But what worries me is this: “good education” and “the way my parents did it” somehow get equated in people’s minds. A busy, active classroom will look pretty messy — you might walk in to find a kid lying on the floor, another engaged in conversation on the windowsill with a classmate, a couple boys bouncing around in a corner.  And that looks like chaos to many people whose image of education doesn’t include anything beyond rows of students sitting neatly in desks.

 

So I’d like to suggest this:

Teaching redemptively may mean giving up a desire to control students physically, and instead demands that we do the hard work of engaging their bodies as well as their minds.  

And if that means hiring more teachers and buying more portables to avoid major classroom crowding, or throwing out the chairs, that’s the better choice.

App Review: OmmWriter (for Mac)

Trying out a new writing app/tool called OmmWriter.

Basically, imagine combining a Tibetan temple with the experience of writing, and you get the drift.

The app opens to a full-screen, curiously calm and interesting faded background, with a text box in the middle. Controls appear to the right if you float your mouse over there, offering options for font type, size, and ambient noise.

The app dings and bonks and plinks along –randomly, perhaps? — as you type. I can’t find any evidence that my typing faster, slower, or not-at-all has any effect on the sounds. Tibetan calm it is.

OmmWriter's website offers plenty of information about the app and how it works.
OmmWriter’s website offers plenty of information about the app and how it works.

Weird? Yes.

Cool? Definitely?

If you are looking for a way to calm your brain from the random distractions (or yakking people one room over) to concentrate while writing, give OmmWriter a shot. App is available through the Mac App store.

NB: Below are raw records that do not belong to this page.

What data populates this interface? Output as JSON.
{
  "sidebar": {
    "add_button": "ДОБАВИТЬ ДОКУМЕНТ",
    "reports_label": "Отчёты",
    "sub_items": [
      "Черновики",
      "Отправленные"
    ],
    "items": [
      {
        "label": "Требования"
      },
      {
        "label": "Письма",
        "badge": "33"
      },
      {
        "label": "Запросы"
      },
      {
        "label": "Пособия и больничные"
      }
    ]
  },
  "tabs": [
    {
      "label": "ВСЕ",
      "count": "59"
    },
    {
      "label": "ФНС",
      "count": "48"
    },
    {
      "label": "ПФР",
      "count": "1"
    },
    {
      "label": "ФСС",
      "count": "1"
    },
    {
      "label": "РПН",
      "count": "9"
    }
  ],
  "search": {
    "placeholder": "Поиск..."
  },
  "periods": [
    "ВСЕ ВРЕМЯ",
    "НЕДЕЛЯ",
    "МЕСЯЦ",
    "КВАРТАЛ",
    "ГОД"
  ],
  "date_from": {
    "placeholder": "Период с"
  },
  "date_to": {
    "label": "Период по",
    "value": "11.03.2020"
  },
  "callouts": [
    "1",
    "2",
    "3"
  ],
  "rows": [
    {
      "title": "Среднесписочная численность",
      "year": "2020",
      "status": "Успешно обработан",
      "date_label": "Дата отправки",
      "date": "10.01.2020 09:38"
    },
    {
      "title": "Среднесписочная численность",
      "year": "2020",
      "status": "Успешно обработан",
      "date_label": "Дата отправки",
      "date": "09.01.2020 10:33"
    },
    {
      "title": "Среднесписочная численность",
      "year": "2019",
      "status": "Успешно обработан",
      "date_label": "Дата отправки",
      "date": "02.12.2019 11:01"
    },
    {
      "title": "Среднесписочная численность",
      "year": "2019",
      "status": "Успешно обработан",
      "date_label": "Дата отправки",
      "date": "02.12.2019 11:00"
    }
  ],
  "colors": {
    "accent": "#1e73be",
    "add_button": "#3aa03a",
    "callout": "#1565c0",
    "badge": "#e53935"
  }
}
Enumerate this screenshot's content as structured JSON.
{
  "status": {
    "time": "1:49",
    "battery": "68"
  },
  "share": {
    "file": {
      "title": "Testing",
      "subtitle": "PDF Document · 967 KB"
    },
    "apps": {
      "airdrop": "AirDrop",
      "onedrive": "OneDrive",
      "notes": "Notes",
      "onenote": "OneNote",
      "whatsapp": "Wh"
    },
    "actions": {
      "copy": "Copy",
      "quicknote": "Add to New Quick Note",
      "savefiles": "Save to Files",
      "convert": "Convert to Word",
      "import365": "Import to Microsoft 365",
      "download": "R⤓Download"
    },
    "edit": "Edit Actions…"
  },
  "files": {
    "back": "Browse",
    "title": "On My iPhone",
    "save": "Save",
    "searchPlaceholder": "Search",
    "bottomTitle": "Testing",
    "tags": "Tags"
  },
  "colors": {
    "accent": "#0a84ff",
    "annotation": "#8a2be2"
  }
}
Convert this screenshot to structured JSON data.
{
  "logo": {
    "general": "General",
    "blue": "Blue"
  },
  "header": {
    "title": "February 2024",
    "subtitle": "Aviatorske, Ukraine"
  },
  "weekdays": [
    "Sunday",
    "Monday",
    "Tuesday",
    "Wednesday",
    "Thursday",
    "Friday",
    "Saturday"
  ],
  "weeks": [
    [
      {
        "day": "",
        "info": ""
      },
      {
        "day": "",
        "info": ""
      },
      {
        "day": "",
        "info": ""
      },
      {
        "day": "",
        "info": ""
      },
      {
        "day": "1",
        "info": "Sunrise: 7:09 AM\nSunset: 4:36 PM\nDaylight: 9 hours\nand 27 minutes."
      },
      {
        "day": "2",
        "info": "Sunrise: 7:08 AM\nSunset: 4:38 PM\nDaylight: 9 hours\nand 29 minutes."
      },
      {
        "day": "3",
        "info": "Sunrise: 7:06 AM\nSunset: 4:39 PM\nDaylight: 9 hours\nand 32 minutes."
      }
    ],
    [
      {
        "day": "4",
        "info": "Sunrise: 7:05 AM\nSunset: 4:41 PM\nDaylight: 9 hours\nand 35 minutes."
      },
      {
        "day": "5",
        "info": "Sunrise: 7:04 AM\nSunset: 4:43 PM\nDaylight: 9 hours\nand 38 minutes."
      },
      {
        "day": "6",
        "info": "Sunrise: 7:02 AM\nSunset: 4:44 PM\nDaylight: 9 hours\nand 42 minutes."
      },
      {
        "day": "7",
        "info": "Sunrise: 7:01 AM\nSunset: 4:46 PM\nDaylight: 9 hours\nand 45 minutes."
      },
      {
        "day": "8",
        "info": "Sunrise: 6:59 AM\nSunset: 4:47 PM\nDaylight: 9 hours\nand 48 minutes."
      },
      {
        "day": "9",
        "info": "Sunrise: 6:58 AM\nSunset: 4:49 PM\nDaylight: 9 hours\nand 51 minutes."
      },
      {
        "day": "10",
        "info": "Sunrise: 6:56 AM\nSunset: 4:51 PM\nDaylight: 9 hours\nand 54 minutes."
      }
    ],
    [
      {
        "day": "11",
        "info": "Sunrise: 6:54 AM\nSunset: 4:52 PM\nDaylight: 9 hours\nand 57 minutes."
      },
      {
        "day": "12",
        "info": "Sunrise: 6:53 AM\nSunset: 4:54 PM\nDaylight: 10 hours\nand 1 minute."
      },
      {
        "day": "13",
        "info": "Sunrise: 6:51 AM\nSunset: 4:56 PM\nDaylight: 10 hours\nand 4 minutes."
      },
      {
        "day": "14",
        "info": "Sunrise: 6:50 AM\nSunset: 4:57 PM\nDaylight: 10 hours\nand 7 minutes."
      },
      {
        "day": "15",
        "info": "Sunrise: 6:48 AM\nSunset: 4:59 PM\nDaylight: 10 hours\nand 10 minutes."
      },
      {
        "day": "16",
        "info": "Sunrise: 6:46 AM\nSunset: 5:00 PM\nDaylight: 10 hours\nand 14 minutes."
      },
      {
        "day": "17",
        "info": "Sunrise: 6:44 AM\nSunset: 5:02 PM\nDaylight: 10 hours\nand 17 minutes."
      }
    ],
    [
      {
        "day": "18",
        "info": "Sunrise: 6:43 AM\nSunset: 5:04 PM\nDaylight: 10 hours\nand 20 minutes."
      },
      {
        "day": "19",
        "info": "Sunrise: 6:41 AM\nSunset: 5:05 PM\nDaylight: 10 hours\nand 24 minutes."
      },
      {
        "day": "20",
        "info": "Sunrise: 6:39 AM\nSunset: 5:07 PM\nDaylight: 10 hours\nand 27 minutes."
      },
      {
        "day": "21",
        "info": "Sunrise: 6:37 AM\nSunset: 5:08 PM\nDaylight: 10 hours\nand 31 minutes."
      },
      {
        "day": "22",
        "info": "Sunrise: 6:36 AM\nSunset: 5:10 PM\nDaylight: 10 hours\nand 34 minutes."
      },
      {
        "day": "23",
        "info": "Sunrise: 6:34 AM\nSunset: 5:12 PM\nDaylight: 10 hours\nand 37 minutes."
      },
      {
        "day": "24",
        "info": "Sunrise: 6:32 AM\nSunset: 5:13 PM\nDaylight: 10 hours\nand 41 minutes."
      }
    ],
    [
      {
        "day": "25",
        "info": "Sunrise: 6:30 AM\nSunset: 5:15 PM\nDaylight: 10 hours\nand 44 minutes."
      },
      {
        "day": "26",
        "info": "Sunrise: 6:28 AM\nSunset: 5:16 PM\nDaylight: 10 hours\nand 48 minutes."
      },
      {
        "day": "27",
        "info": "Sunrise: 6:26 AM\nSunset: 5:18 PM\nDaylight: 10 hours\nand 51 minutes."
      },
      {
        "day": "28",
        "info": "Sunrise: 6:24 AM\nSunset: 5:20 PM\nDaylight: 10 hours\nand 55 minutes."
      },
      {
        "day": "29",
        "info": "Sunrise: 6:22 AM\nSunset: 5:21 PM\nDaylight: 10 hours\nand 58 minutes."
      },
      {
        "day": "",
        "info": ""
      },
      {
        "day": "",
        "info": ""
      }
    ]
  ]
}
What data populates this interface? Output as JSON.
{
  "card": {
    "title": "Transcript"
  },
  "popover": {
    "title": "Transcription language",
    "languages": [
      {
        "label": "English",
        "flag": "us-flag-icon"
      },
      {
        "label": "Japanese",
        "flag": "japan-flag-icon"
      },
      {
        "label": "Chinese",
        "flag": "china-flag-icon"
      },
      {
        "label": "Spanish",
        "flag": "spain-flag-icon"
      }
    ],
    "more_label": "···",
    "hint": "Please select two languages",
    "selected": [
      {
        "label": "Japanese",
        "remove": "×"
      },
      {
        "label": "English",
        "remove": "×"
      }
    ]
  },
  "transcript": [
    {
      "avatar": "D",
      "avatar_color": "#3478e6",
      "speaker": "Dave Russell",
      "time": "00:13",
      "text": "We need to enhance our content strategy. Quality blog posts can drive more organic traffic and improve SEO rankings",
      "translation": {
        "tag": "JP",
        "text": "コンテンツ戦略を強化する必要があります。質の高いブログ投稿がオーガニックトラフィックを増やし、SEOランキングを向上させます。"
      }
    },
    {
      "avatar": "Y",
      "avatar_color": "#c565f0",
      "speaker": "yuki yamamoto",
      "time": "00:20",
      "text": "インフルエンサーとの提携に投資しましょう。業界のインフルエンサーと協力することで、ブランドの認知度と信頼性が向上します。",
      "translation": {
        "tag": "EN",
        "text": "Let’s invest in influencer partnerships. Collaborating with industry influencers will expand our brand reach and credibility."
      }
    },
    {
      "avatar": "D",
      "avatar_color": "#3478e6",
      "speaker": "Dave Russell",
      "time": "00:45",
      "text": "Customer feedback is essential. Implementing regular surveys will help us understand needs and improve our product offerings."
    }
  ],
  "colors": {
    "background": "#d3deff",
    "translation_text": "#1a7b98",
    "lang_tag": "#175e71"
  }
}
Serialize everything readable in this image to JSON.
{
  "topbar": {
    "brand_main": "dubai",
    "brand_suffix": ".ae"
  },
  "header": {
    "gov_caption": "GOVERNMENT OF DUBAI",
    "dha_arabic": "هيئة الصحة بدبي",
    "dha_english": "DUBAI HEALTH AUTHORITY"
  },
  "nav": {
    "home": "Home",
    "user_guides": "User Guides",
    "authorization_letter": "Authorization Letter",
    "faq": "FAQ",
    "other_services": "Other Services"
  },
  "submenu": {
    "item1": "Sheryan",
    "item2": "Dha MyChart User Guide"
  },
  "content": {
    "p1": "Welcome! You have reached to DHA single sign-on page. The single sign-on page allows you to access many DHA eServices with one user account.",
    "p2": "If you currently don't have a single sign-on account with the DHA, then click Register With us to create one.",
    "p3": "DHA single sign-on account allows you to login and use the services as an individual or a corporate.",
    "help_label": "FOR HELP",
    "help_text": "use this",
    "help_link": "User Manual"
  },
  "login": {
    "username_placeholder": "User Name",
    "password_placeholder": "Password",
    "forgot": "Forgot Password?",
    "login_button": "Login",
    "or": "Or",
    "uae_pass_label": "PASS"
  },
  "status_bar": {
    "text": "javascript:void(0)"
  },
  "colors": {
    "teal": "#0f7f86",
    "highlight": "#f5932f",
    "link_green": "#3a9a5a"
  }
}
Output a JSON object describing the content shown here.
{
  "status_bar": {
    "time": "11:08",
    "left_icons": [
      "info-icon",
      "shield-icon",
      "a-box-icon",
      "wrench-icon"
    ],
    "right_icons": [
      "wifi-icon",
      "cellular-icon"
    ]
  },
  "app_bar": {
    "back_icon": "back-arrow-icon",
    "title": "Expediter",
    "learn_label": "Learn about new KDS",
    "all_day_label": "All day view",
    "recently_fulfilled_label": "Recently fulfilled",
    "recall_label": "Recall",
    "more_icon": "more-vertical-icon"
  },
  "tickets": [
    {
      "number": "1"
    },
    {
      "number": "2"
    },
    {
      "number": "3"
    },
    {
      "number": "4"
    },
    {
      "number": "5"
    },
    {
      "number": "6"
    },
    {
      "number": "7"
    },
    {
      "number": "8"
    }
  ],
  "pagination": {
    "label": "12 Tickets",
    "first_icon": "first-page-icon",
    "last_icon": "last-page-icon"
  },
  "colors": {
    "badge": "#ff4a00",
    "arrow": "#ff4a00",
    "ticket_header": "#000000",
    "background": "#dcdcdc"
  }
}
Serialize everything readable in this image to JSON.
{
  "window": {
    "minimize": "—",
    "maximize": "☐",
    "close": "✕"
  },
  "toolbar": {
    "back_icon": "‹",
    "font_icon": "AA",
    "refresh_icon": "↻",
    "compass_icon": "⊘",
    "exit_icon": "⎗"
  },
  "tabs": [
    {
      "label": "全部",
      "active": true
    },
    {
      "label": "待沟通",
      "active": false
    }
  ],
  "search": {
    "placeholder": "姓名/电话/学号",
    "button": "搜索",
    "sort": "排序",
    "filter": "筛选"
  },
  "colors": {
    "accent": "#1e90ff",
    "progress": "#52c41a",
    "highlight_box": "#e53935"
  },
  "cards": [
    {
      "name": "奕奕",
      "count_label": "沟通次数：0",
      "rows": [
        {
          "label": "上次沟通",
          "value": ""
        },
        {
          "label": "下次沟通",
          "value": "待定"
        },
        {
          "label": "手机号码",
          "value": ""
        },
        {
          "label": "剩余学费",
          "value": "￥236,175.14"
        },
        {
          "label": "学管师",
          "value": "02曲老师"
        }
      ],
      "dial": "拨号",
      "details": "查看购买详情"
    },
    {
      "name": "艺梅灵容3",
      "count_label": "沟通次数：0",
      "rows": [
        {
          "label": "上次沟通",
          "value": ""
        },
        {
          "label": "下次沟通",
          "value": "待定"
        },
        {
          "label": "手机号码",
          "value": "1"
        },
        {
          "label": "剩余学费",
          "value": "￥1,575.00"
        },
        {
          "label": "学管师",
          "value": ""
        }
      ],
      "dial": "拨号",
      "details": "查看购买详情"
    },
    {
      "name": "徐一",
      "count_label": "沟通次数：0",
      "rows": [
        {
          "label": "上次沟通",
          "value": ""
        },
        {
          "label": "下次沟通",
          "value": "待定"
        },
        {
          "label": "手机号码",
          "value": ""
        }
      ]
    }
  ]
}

Oh, and I should mention — I didn’t find any way to format text other than changing the size and font type (serif, sans serif, script, etc)….but the app offers a word count at the bottom of the text frame, and files can be saved as text, rich text, or PDF.